Despite the radically changed nature of equity research, it continues to be valued by buy-side institutions. However, until equity research and analyst coverage becomes economically viable for Wall Street to make it available to the one out of four public company stocks without meaningful analyst coverage, orphaned public stocks will remain a major public policy dilemma.
But with commissions compressed and trading spreads decimated by market reforms in 1997 and 1998, and the advent of decimalization in 2001, Wall Street has no economic incentive to staff up the sales, trading and research desks to cover these smaller public companies, and that's bad for everyone. A simple solution would be a program that permits tick sizes (the minimum trading size for stocks) of 5 cents, 10 cents and 25 cents for smaller stocks. Tick size reform must be the most crucial element of any market structure reform, and we believe this program will be the most effective means to adequately compensate Wall Street to cover orphaned stocks and, more importantly, to provide a needed catalyst to the small-cap IPO market and our country's job creation engine.
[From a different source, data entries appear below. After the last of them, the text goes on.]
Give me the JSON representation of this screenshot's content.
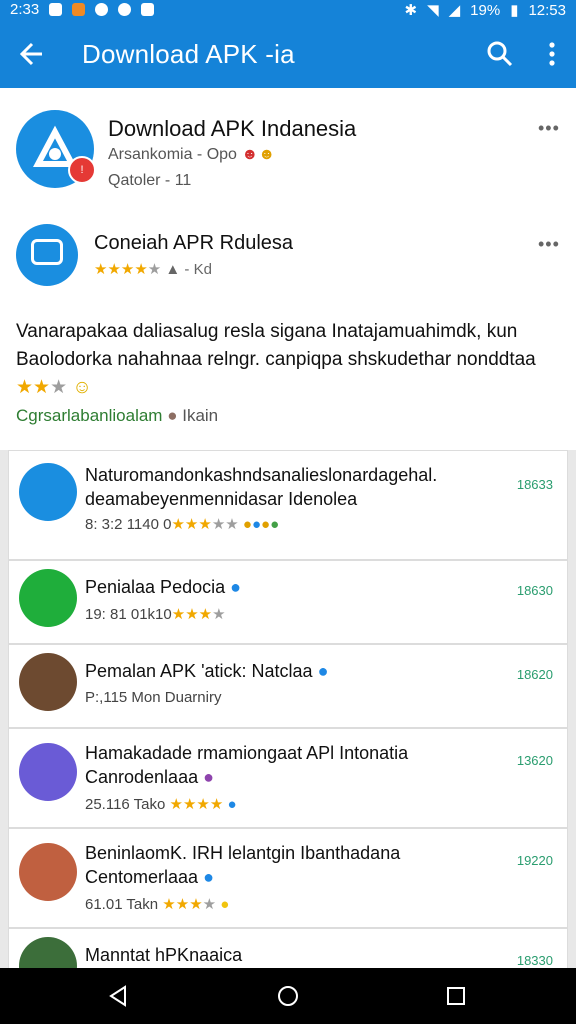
{
  "status": {
    "time_left": "2:33",
    "battery": "19%",
    "time_right": "12:53"
  },
  "appbar": {
    "title": "Download APK -ia"
  },
  "featured": {
    "title": "Download APK Indanesia",
    "subtitle": "Arsankomia - Opo",
    "meta": "Qatoler - 11"
  },
  "review_card": {
    "title": "Coneiah APR Rdulesa",
    "rating_text": "Kd",
    "description": "Vanarapakaa daliasalug resla sigana Inatajamuahimdk, kun Baolodorka nahahnaa relngr. canpiqpa shskudethar nonddtaa",
    "developer": "Cgrsarlabanlioalam",
    "developer_extra": "Ikain"
  },
  "list": [
    {
      "title": "Naturomandonkashndsanalieslonardagehal. deamabeyenmennidasar Idenolea",
      "meta": "8: 3:2 1140 0",
      "num": "18633",
      "icon_color": "#1a8ee0"
    },
    {
      "title": "Penialaa Pedocia",
      "meta": "19: 81 01k10",
      "num": "18630",
      "icon_color": "#1fae3b"
    },
    {
      "title": "Pemalan APK 'atick: Natclaa",
      "meta": "P:,115 Mon Duarniry",
      "num": "18620",
      "icon_color": "#6d4a30"
    },
    {
      "title": "Hamakadade rmamiongaat APl Intonatia Canrodenlaaa",
      "meta": "25.116 Tako",
      "num": "13620",
      "icon_color": "#6a5bd6"
    },
    {
      "title": "BeninlaomK. IRH lelantgin Ibanthadana Centomerlaaa",
      "meta": "61.01 Takn",
      "num": "19220",
      "icon_color": "#c06040"
    },
    {
      "title": "Manntat hPKnaaica",
      "meta": "",
      "num": "18330",
      "icon_color": "#3c6e3a"
    }
  ]
}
Changing tick sizes is not a panacea, but it could represent a meaningful beginning. Of course, more work remains in implementing certain provisions of the JOBS Act, or Jumpstart Our Business Startups Act, and passing legislation that completely eliminates any post-IPO quiet period and allows all existing public companies that meet the criteria for an “emerging growth company” to take advantage of the JOBS Act provisions.
Taken together, three reforms — elimination of the quiet period for equity research, issuer controlled tick sizes and the application of emerging growth company status to existing public companies that qualify — would provide the shot in the arm so desperately needed by the U.S. equity capital markets. The result would be the resurrection of the small-cap IPO — the greatest job creation engine in history. n
Timothy J. Keating is CEO of Keating Capital Inc. and president of Keating Investments LLC, both of Greenwood Village, Colo. Keating Investments is the investment adviser to Keating Capital, a publicly traded business development company specializing in making pre-IPO investments in emerging growth companies.